- Check with your payroll service provider to see what they are doing to update software to allow calculations using both form types.
- Notify employees of the new form and update internal employee form portals/internal sites.
- Allow extra time for processing payrolls in January.
- Review state W-4 rules based upon employer business locations and employee work locations.
- Consider a revised intake process for collecting the new Form W-4s from employees.
How can we, as the employer, assist our employees with the form change and questions that arise?
- Employers should not provide tax advice to their employees. Below are suggestions to ease the process across large and small employee groups:
- Here is a sample letter employers can provide their employees during this transition.
- Encourage employees to visit the IRS website to access the paycheck checkup tools and help guides. Remind employees that they should check with their personal tax advisor on specific questions regarding completion of the form.
- Provide guided directions on required fields within Steps 1 and 5 to ensure a valid form W-4 is turned in—hopefully, one that negates the need for follow-up with individual employees. Provide Form W-4 instructions from the IRS so employees can determine their tax situation when considering whether to complete optional Steps 2-4.
- New employees who fail to complete Form W-4 are to be treated as if they checked Single or Married Filing Separately in Step 1(c). An employee hired on or before December 31, 2019, who was paid wages in 2019 or earlier, should be treated as Single/0 under the 2019 W-4.
- This will be an ongoing compliance area to monitor. Prior to the form reversion, more than half of the 50 states conformed to reference the federal Form W-4 in claiming state withholding or had no requirements for either federal or state form type.
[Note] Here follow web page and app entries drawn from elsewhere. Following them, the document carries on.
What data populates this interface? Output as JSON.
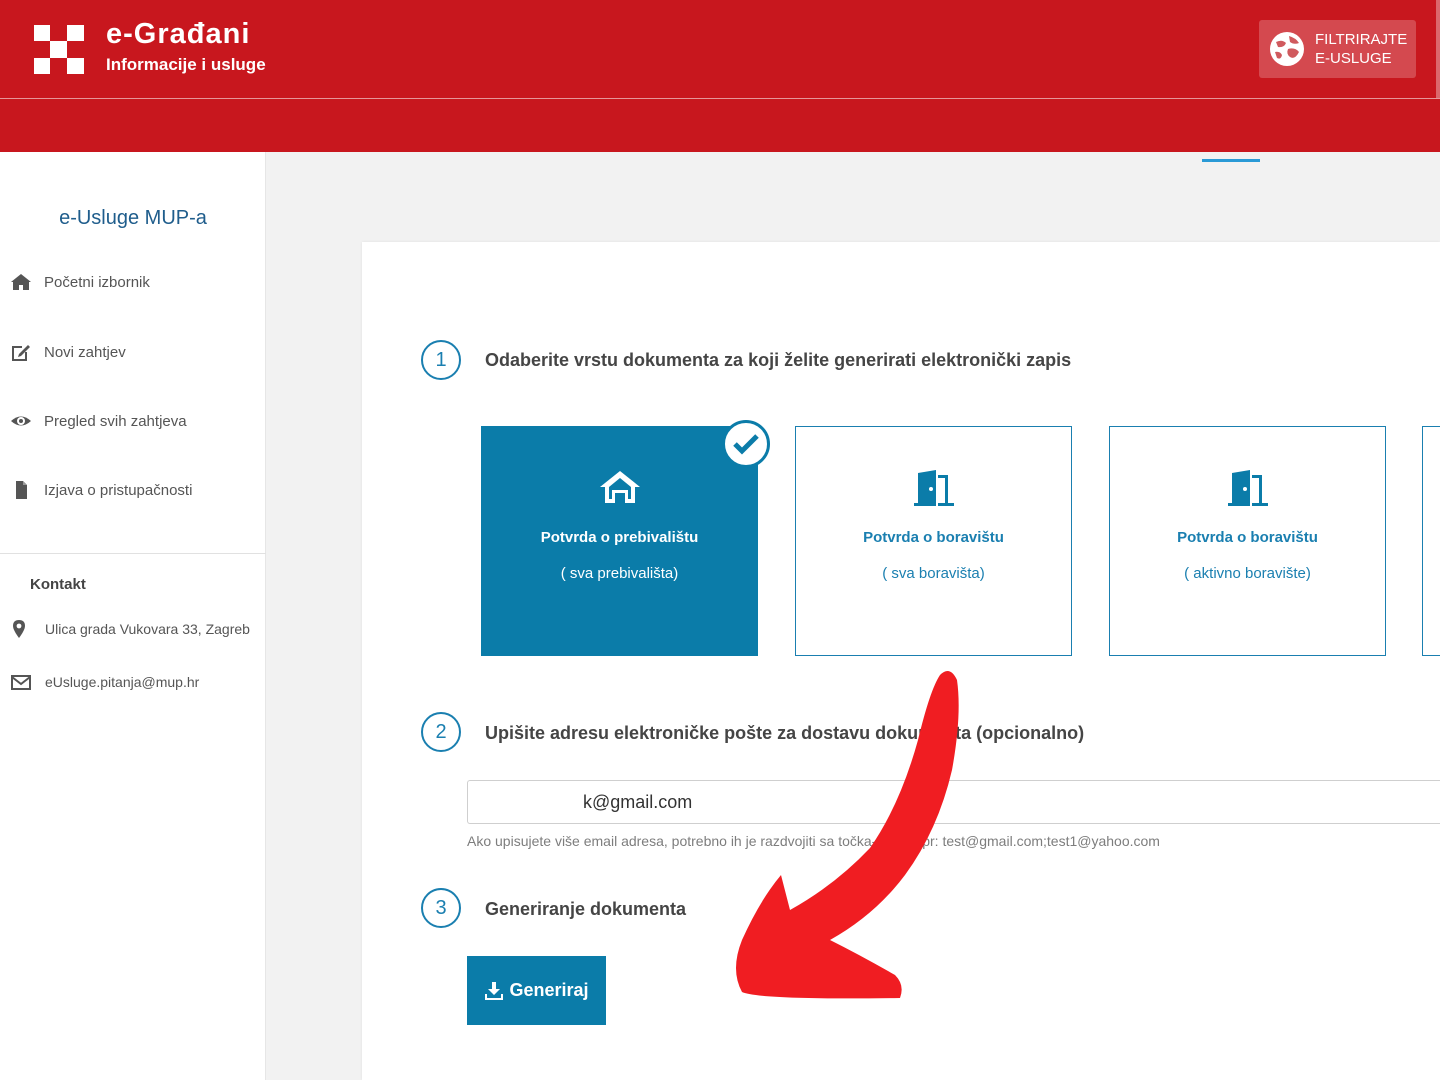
{
  "header": {
    "title": "e-Građani",
    "subtitle": "Informacije i usluge",
    "filter_button": "FILTRIRAJTE E-USLUGE",
    "background_color": "#c8171e"
  },
  "sidebar": {
    "title": "e-Usluge MUP-a",
    "items": [
      {
        "label": "Početni izbornik",
        "icon": "home-icon"
      },
      {
        "label": "Novi zahtjev",
        "icon": "edit-icon"
      },
      {
        "label": "Pregled svih zahtjeva",
        "icon": "eye-icon"
      },
      {
        "label": "Izjava o pristupačnosti",
        "icon": "file-icon"
      }
    ],
    "contact": {
      "title": "Kontakt",
      "address": "Ulica grada Vukovara 33, Zagreb",
      "email": "eUsluge.pitanja@mup.hr"
    }
  },
  "steps": [
    {
      "number": "1",
      "label": "Odaberite vrstu dokumenta za koji želite generirati elektronički zapis"
    },
    {
      "number": "2",
      "label": "Upišite adresu elektroničke pošte za dostavu dokumenta (opcionalno)"
    },
    {
      "number": "3",
      "label": "Generiranje dokumenta"
    }
  ],
  "documents": [
    {
      "name": "Potvrda o prebivalištu",
      "sub": "( sva prebivališta)",
      "selected": true,
      "icon": "house-icon"
    },
    {
      "name": "Potvrda o boravištu",
      "sub": "( sva boravišta)",
      "selected": false,
      "icon": "door-icon"
    },
    {
      "name": "Potvrda o boravištu",
      "sub": "( aktivno boravište)",
      "selected": false,
      "icon": "door-icon"
    }
  ],
  "email": {
    "value": "k@gmail.com",
    "hint": "Ako upisujete više email adresa, potrebno ih je razdvojiti sa točka-zarez npr: test@gmail.com;test1@yahoo.com"
  },
  "generate_button": "Generiraj",
  "colors": {
    "accent": "#0b7ca9",
    "arrow": "#f01d22"
  }
}
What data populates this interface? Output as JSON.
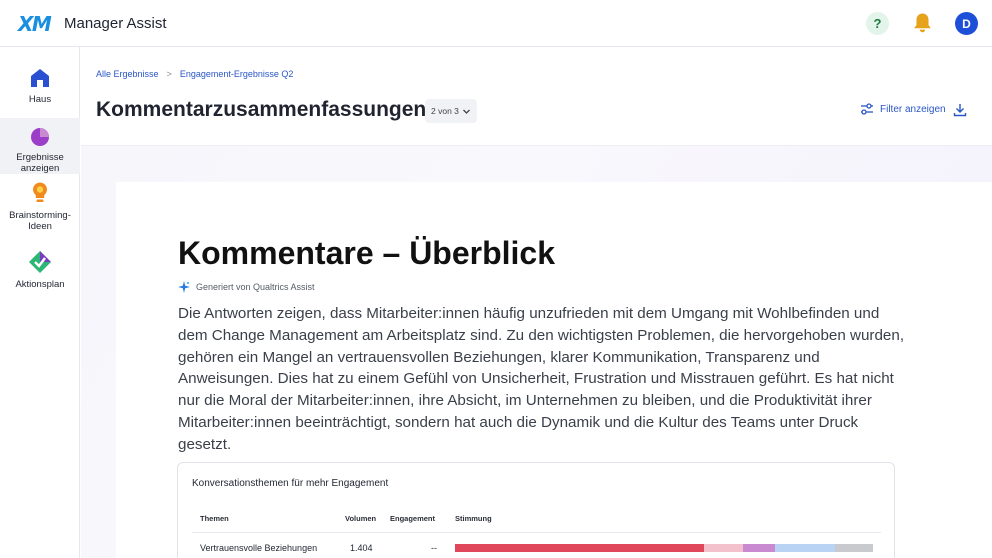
{
  "header": {
    "logo_text": "XM",
    "app_title": "Manager Assist",
    "help_label": "?",
    "avatar_initial": "D"
  },
  "sidebar": {
    "items": [
      {
        "label": "Haus",
        "icon": "home-icon"
      },
      {
        "label": "Ergebnisse anzeigen",
        "icon": "pie-chart-icon",
        "active": true
      },
      {
        "label": "Brainstorming-Ideen",
        "icon": "lightbulb-icon"
      },
      {
        "label": "Aktionsplan",
        "icon": "action-plan-icon"
      }
    ]
  },
  "breadcrumb": {
    "items": [
      "Alle Ergebnisse",
      "Engagement-Ergebnisse Q2"
    ],
    "separator": ">"
  },
  "page": {
    "title": "Kommentarzusammenfassungen",
    "page_select": "2 von 3",
    "filter_label": "Filter anzeigen"
  },
  "summary": {
    "title": "Kommentare – Überblick",
    "generated_by": "Generiert von Qualtrics Assist",
    "text": "Die Antworten zeigen, dass Mitarbeiter:innen häufig unzufrieden mit dem Umgang mit Wohlbefinden und dem Change Management am Arbeitsplatz sind. Zu den wichtigsten Problemen, die hervorgehoben wurden, gehören ein Mangel an vertrauensvollen Beziehungen, klarer Kommunikation, Transparenz und Anweisungen. Dies hat zu einem Gefühl von Unsicherheit, Frustration und Misstrauen geführt. Es hat nicht nur die Moral der Mitarbeiter:innen, ihre Absicht, im Unternehmen zu bleiben, und die Produktivität ihrer Mitarbeiter:innen beeinträchtigt, sondern hat auch die Dynamik und die Kultur des Teams unter Druck gesetzt."
  },
  "themes_table": {
    "title": "Konversationsthemen für mehr Engagement",
    "columns": [
      "Themen",
      "Volumen",
      "Engagement",
      "Stimmung"
    ],
    "rows": [
      {
        "theme": "Vertrauensvolle Beziehungen",
        "volume": "1.404",
        "engagement": "--",
        "sentiment": [
          {
            "share": 0.595,
            "color": "#e0475b"
          },
          {
            "share": 0.095,
            "color": "#f3c1cc"
          },
          {
            "share": 0.075,
            "color": "#c98ad2"
          },
          {
            "share": 0.145,
            "color": "#b9d3f5"
          },
          {
            "share": 0.09,
            "color": "#c9cace"
          }
        ]
      }
    ]
  },
  "colors": {
    "accent": "#2a56c6",
    "logo": "#1a8fe0",
    "bell": "#e5a21a",
    "avatar": "#1d4fd8"
  }
}
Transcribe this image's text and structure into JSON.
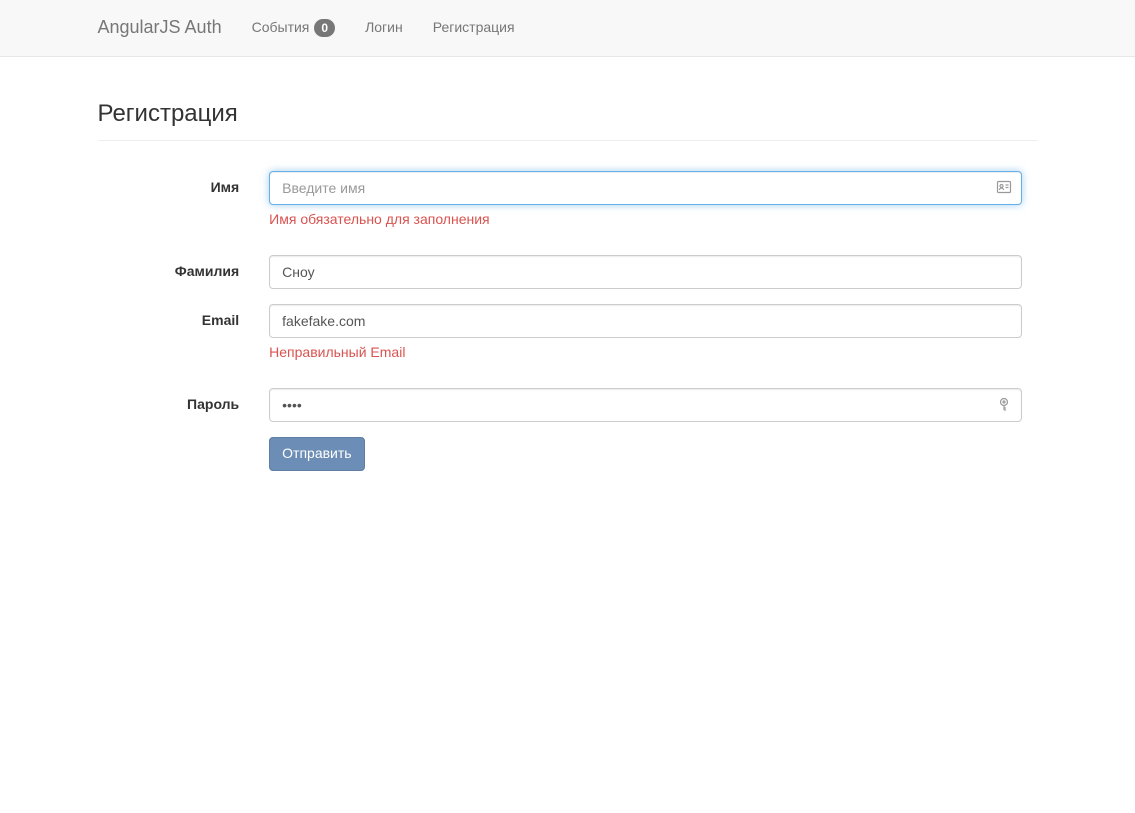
{
  "navbar": {
    "brand": "AngularJS Auth",
    "links": {
      "events": "События",
      "events_badge": "0",
      "login": "Логин",
      "register": "Регистрация"
    }
  },
  "page": {
    "title": "Регистрация"
  },
  "form": {
    "name": {
      "label": "Имя",
      "placeholder": "Введите имя",
      "value": "",
      "error": "Имя обязательно для заполнения"
    },
    "surname": {
      "label": "Фамилия",
      "value": "Сноу"
    },
    "email": {
      "label": "Email",
      "value": "fakefake.com",
      "error": "Неправильный Email"
    },
    "password": {
      "label": "Пароль",
      "value": "••••"
    },
    "submit": "Отправить"
  }
}
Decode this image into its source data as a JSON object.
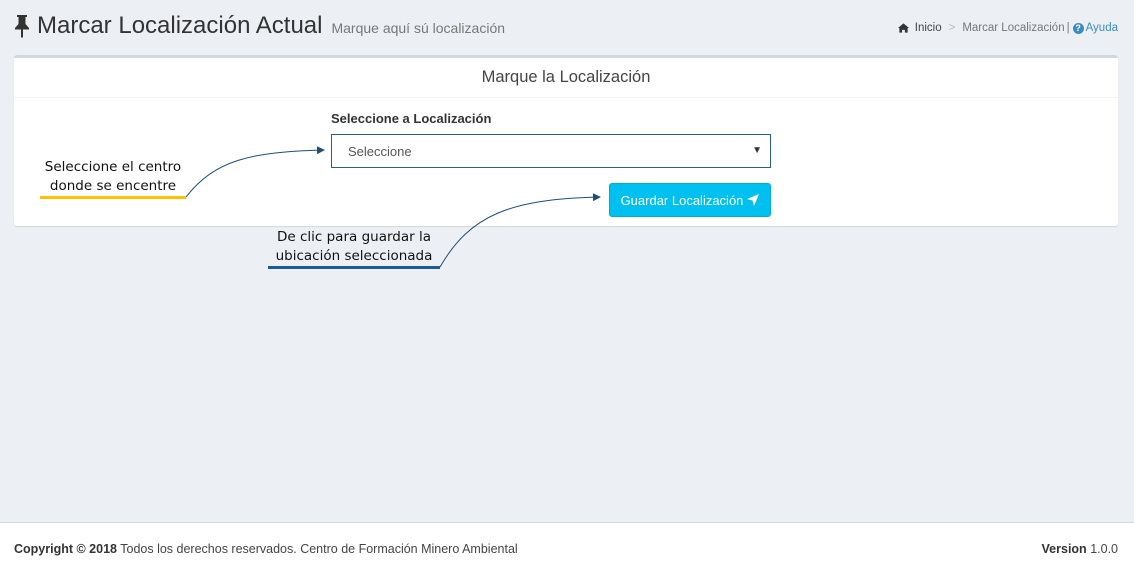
{
  "header": {
    "icon": "thumbtack-icon",
    "title": "Marcar Localización Actual",
    "subtitle": "Marque aquí sú localización"
  },
  "breadcrumb": {
    "home_label": "Inicio",
    "separator": ">",
    "current": "Marcar Localización",
    "divider": "|",
    "help_label": "Ayuda"
  },
  "box": {
    "title": "Marque la Localización",
    "field_label": "Seleccione a Localización",
    "select_value": "Seleccione",
    "save_label": "Guardar Localización"
  },
  "annotations": {
    "first": "Seleccione el centro donde se encentre",
    "second": "De clic para guardar la ubicación seleccionada"
  },
  "footer": {
    "copyright_label": "Copyright © 2018",
    "copyright_text": "Todos los derechos reservados. Centro de Formación Minero Ambiental",
    "version_label": "Version",
    "version_value": "1.0.0"
  },
  "colors": {
    "accent": "#00c0ef",
    "link": "#3c8dbc",
    "annotation_underline_1": "#ffc000",
    "annotation_underline_2": "#1f5b93"
  }
}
But with this reversion, states are coming forward with their own state-specific Form W-4s required to be completed and used for state withholding—Minnesota and Wisconsin are two of the states following this method. Employers should review their employee work and residency states to ensure that they are facilitating compliance.
Asked by employeesHow do I complete the 2020 W-4 in such a way that I have withholding that is similar to that which I had with the previous versions?
- Due to the removal of allowances, there is no easy method for mirroring the effects of the old form to the new. That being said, employees are encouraged to use the IRS tools available to determine their withholding.
- The W-4 instructions provide guidance that after a payroll cycle has been run, employees should review their withholding to determine if too much or too little was withheld, and then complete an updated form to adjust their withholding closer to what is desired.
- Were you hired on or after January 1, 2020? If so, you will be required to complete the 2020 Form W-4.
- Were you hired before January 1, 2020, and have a valid W-4 (2019 or previous) on file with your employer? If so, you are not required to complete the 2020 Form W-4.
- Are you a current employee, hired prior to January 1, 2020, who would like to adjust withholding? If so, you will be required to complete the 2020 Form W-4.
How do I claim an exemption from federal income tax withholding?
- First, review page 2 of the 2020 Form W-4 to determine eligibility for claiming exempt status.
- If eligible, follow instructions to write “exempt” under line 4(c) of the form.
Resources for employees and employers
- The IRS provides paycheck checkups to determine withholding.
- Reach out to your personal tax preparer for assistance in completing the new form.
- Utilize the American Payroll Associations Employer letter template to notify employees.
- Utilize the IRS Excel Spreadsheet called Income Tax Withholding Assistant for Employers – provided free by the IRS to help small employers calculate the amount of federal income tax to withhold from their employee’s wages.
- Utilize IRS Publication 15-T for more information on using the withholding tables with the new form.
- Further FAQ content can be found on the IRS website.